(Exercise instructions):
Please set down each of the lines below once more, exactly, omitting all pictures.

::::

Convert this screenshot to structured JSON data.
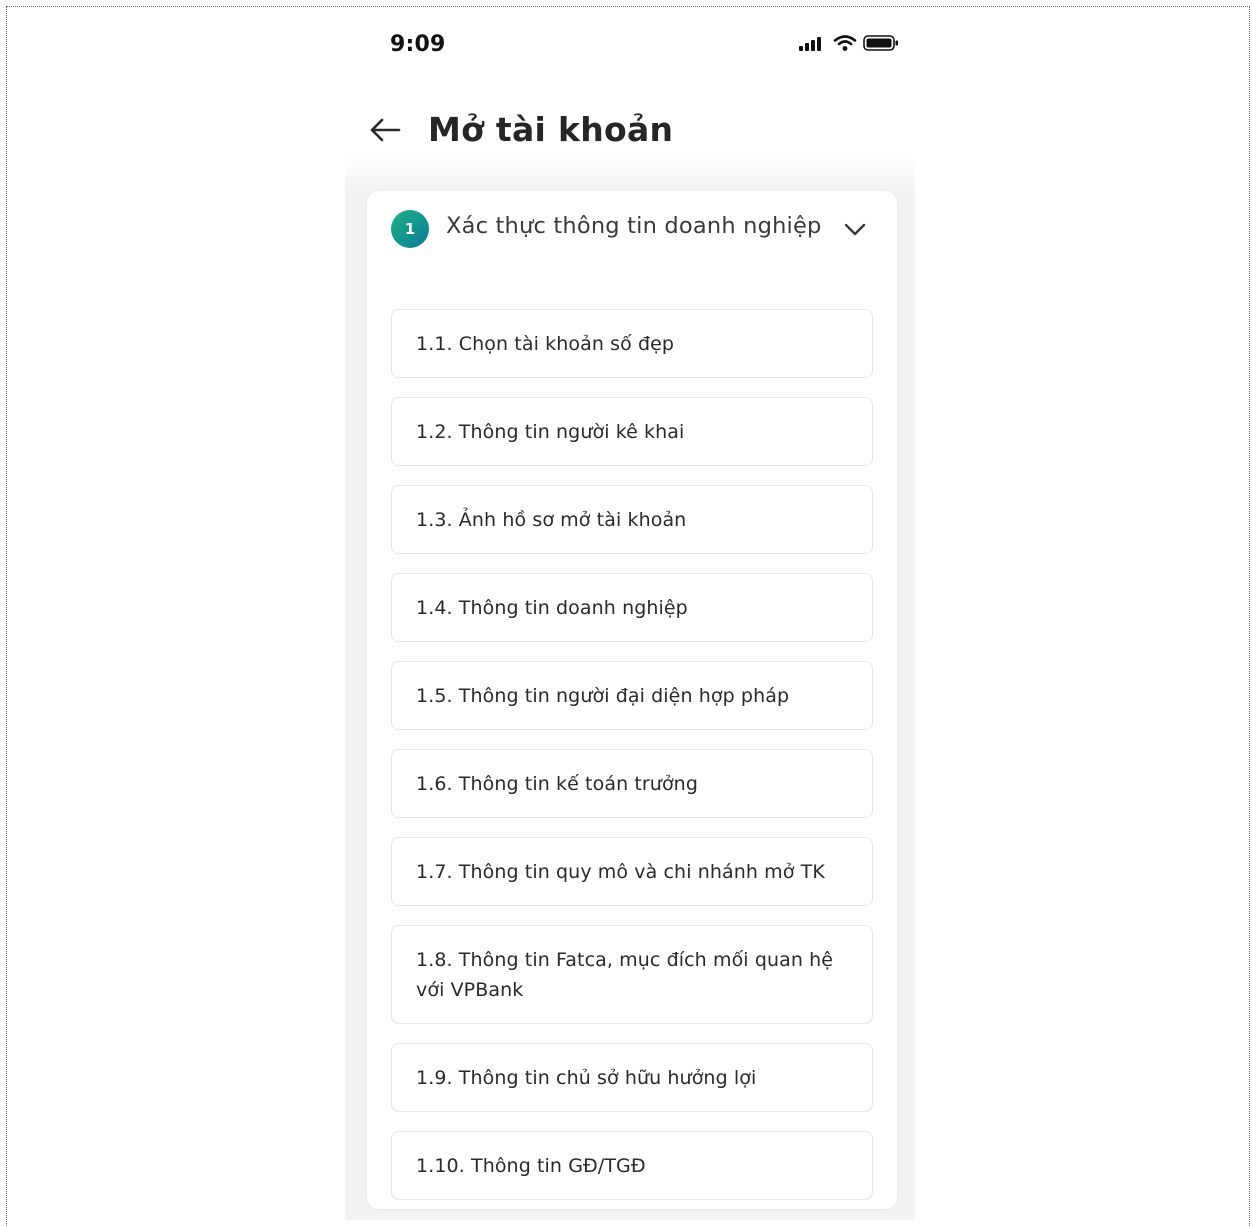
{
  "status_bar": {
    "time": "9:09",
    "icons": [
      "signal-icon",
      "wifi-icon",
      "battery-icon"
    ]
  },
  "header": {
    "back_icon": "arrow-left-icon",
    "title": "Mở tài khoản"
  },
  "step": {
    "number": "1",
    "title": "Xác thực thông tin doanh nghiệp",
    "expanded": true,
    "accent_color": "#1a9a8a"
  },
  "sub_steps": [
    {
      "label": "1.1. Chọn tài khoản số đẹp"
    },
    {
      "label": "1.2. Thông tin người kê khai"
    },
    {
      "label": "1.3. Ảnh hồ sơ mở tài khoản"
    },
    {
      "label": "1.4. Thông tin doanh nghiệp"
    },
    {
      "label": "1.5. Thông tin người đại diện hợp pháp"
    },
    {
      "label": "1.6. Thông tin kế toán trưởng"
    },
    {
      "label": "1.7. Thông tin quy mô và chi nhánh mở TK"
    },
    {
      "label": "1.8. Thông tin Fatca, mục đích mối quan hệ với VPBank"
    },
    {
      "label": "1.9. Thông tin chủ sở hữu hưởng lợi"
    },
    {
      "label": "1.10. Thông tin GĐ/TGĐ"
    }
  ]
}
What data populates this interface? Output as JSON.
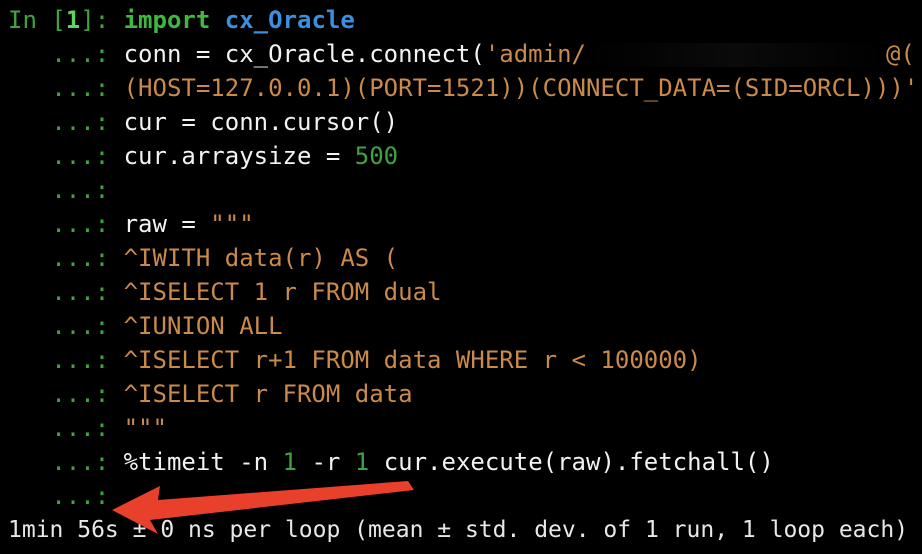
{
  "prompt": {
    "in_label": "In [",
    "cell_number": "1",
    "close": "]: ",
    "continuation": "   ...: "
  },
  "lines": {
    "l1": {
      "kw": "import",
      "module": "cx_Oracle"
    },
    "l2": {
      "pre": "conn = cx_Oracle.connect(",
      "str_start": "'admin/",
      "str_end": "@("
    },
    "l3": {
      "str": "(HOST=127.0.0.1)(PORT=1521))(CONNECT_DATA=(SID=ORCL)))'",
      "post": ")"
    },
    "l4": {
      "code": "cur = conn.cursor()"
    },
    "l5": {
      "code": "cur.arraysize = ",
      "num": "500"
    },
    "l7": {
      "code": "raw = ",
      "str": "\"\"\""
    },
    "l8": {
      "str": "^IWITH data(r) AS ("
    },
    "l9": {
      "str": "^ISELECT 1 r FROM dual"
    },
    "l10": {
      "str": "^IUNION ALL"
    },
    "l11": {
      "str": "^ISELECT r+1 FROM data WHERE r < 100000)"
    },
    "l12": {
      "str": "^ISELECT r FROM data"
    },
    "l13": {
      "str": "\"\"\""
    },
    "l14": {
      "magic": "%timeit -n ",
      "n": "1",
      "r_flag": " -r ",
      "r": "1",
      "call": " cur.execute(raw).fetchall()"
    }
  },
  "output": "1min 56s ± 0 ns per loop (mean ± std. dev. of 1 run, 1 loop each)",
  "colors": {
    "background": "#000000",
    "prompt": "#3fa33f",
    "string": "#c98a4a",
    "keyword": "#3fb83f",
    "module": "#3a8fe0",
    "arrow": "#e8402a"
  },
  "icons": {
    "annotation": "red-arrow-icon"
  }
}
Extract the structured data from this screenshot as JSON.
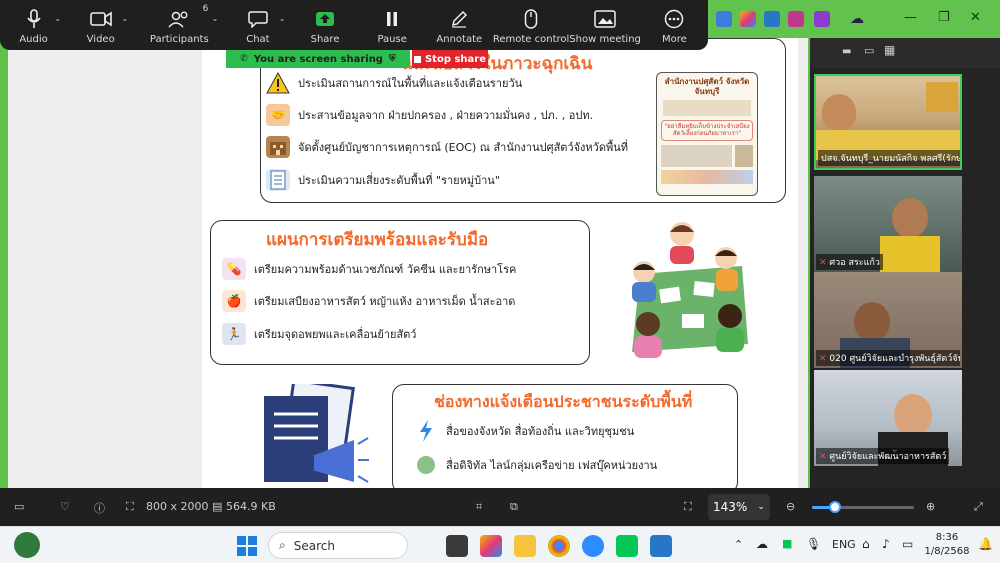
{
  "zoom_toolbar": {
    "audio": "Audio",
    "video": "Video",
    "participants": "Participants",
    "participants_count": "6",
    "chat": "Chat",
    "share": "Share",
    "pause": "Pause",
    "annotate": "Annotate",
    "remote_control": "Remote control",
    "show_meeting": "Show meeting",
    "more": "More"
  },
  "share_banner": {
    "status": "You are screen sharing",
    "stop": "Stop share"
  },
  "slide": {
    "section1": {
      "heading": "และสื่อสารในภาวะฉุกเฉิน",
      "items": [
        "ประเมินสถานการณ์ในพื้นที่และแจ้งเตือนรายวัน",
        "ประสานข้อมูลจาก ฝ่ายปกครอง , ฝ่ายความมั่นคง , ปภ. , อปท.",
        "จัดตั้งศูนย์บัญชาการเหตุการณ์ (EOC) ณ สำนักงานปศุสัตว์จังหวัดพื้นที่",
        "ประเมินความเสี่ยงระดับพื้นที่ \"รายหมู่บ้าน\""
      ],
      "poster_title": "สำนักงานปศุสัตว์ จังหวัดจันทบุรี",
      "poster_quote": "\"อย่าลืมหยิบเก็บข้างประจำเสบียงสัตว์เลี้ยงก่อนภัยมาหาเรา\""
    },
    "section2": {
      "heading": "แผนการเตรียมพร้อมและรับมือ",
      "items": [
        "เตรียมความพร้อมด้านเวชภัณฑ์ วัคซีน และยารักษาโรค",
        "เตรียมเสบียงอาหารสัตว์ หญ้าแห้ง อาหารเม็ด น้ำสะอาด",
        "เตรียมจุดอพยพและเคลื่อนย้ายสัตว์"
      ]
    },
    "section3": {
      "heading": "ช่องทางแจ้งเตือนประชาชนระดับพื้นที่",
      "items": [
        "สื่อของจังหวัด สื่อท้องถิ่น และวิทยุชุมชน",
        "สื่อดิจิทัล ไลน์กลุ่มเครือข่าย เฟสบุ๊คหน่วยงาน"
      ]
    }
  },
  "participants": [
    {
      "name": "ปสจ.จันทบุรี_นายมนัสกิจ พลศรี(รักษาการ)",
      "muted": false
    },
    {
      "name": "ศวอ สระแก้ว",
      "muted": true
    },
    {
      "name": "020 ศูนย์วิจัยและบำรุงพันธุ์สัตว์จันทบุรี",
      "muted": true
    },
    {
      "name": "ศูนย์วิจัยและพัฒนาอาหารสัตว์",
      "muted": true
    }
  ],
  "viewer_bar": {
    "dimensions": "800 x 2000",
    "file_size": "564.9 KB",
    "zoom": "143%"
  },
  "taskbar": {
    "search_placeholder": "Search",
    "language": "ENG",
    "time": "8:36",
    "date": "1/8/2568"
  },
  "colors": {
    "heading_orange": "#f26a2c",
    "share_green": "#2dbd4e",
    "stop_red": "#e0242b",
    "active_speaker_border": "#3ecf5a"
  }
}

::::

(Solved exercise):
Convert this screenshot to structured JSON data.
{
  "status_bar": {
    "time": "9:09",
    "icons": [
      "signal-icon",
      "wifi-icon",
      "battery-icon"
    ]
  },
  "header": {
    "back_icon": "arrow-left-icon",
    "title": "Mở tài khoản"
  },
  "step": {
    "number": "1",
    "title": "Xác thực thông tin doanh nghiệp",
    "expanded": true,
    "accent_color": "#1a9a8a"
  },
  "sub_steps": [
    {
      "label": "1.1. Chọn tài khoản số đẹp"
    },
    {
      "label": "1.2. Thông tin người kê khai"
    },
    {
      "label": "1.3. Ảnh hồ sơ mở tài khoản"
    },
    {
      "label": "1.4. Thông tin doanh nghiệp"
    },
    {
      "label": "1.5. Thông tin người đại diện hợp pháp"
    },
    {
      "label": "1.6. Thông tin kế toán trưởng"
    },
    {
      "label": "1.7. Thông tin quy mô và chi nhánh mở TK"
    },
    {
      "label": "1.8. Thông tin Fatca, mục đích mối quan hệ với VPBank"
    },
    {
      "label": "1.9. Thông tin chủ sở hữu hưởng lợi"
    },
    {
      "label": "1.10. Thông tin GĐ/TGĐ"
    }
  ]
}
What data populates this interface? Output as JSON.
{
  "prompt": {
    "in_label": "In [",
    "cell_number": "1",
    "close": "]: ",
    "continuation": "   ...: "
  },
  "lines": {
    "l1": {
      "kw": "import",
      "module": "cx_Oracle"
    },
    "l2": {
      "pre": "conn = cx_Oracle.connect(",
      "str_start": "'admin/",
      "str_end": "@("
    },
    "l3": {
      "str": "(HOST=127.0.0.1)(PORT=1521))(CONNECT_DATA=(SID=ORCL)))'",
      "post": ")"
    },
    "l4": {
      "code": "cur = conn.cursor()"
    },
    "l5": {
      "code": "cur.arraysize = ",
      "num": "500"
    },
    "l7": {
      "code": "raw = ",
      "str": "\"\"\""
    },
    "l8": {
      "str": "^IWITH data(r) AS ("
    },
    "l9": {
      "str": "^ISELECT 1 r FROM dual"
    },
    "l10": {
      "str": "^IUNION ALL"
    },
    "l11": {
      "str": "^ISELECT r+1 FROM data WHERE r < 100000)"
    },
    "l12": {
      "str": "^ISELECT r FROM data"
    },
    "l13": {
      "str": "\"\"\""
    },
    "l14": {
      "magic": "%timeit -n ",
      "n": "1",
      "r_flag": " -r ",
      "r": "1",
      "call": " cur.execute(raw).fetchall()"
    }
  },
  "output": "1min 56s ± 0 ns per loop (mean ± std. dev. of 1 run, 1 loop each)",
  "colors": {
    "background": "#000000",
    "prompt": "#3fa33f",
    "string": "#c98a4a",
    "keyword": "#3fb83f",
    "module": "#3a8fe0",
    "arrow": "#e8402a"
  },
  "icons": {
    "annotation": "red-arrow-icon"
  }
}
Extract the structured data from this screenshot as JSON.
{
  "zoom_toolbar": {
    "audio": "Audio",
    "video": "Video",
    "participants": "Participants",
    "participants_count": "6",
    "chat": "Chat",
    "share": "Share",
    "pause": "Pause",
    "annotate": "Annotate",
    "remote_control": "Remote control",
    "show_meeting": "Show meeting",
    "more": "More"
  },
  "share_banner": {
    "status": "You are screen sharing",
    "stop": "Stop share"
  },
  "slide": {
    "section1": {
      "heading": "และสื่อสารในภาวะฉุกเฉิน",
      "items": [
        "ประเมินสถานการณ์ในพื้นที่และแจ้งเตือนรายวัน",
        "ประสานข้อมูลจาก ฝ่ายปกครอง , ฝ่ายความมั่นคง , ปภ. , อปท.",
        "จัดตั้งศูนย์บัญชาการเหตุการณ์ (EOC) ณ สำนักงานปศุสัตว์จังหวัดพื้นที่",
        "ประเมินความเสี่ยงระดับพื้นที่ \"รายหมู่บ้าน\""
      ],
      "poster_title": "สำนักงานปศุสัตว์ จังหวัดจันทบุรี",
      "poster_quote": "\"อย่าลืมหยิบเก็บข้างประจำเสบียงสัตว์เลี้ยงก่อนภัยมาหาเรา\""
    },
    "section2": {
      "heading": "แผนการเตรียมพร้อมและรับมือ",
      "items": [
        "เตรียมความพร้อมด้านเวชภัณฑ์ วัคซีน และยารักษาโรค",
        "เตรียมเสบียงอาหารสัตว์ หญ้าแห้ง อาหารเม็ด น้ำสะอาด",
        "เตรียมจุดอพยพและเคลื่อนย้ายสัตว์"
      ]
    },
    "section3": {
      "heading": "ช่องทางแจ้งเตือนประชาชนระดับพื้นที่",
      "items": [
        "สื่อของจังหวัด สื่อท้องถิ่น และวิทยุชุมชน",
        "สื่อดิจิทัล ไลน์กลุ่มเครือข่าย เฟสบุ๊คหน่วยงาน"
      ]
    }
  },
  "participants": [
    {
      "name": "ปสจ.จันทบุรี_นายมนัสกิจ พลศรี(รักษาการ)",
      "muted": false
    },
    {
      "name": "ศวอ สระแก้ว",
      "muted": true
    },
    {
      "name": "020 ศูนย์วิจัยและบำรุงพันธุ์สัตว์จันทบุรี",
      "muted": true
    },
    {
      "name": "ศูนย์วิจัยและพัฒนาอาหารสัตว์",
      "muted": true
    }
  ],
  "viewer_bar": {
    "dimensions": "800 x 2000",
    "file_size": "564.9 KB",
    "zoom": "143%"
  },
  "taskbar": {
    "search_placeholder": "Search",
    "language": "ENG",
    "time": "8:36",
    "date": "1/8/2568"
  },
  "colors": {
    "heading_orange": "#f26a2c",
    "share_green": "#2dbd4e",
    "stop_red": "#e0242b",
    "active_speaker_border": "#3ecf5a"
  }
}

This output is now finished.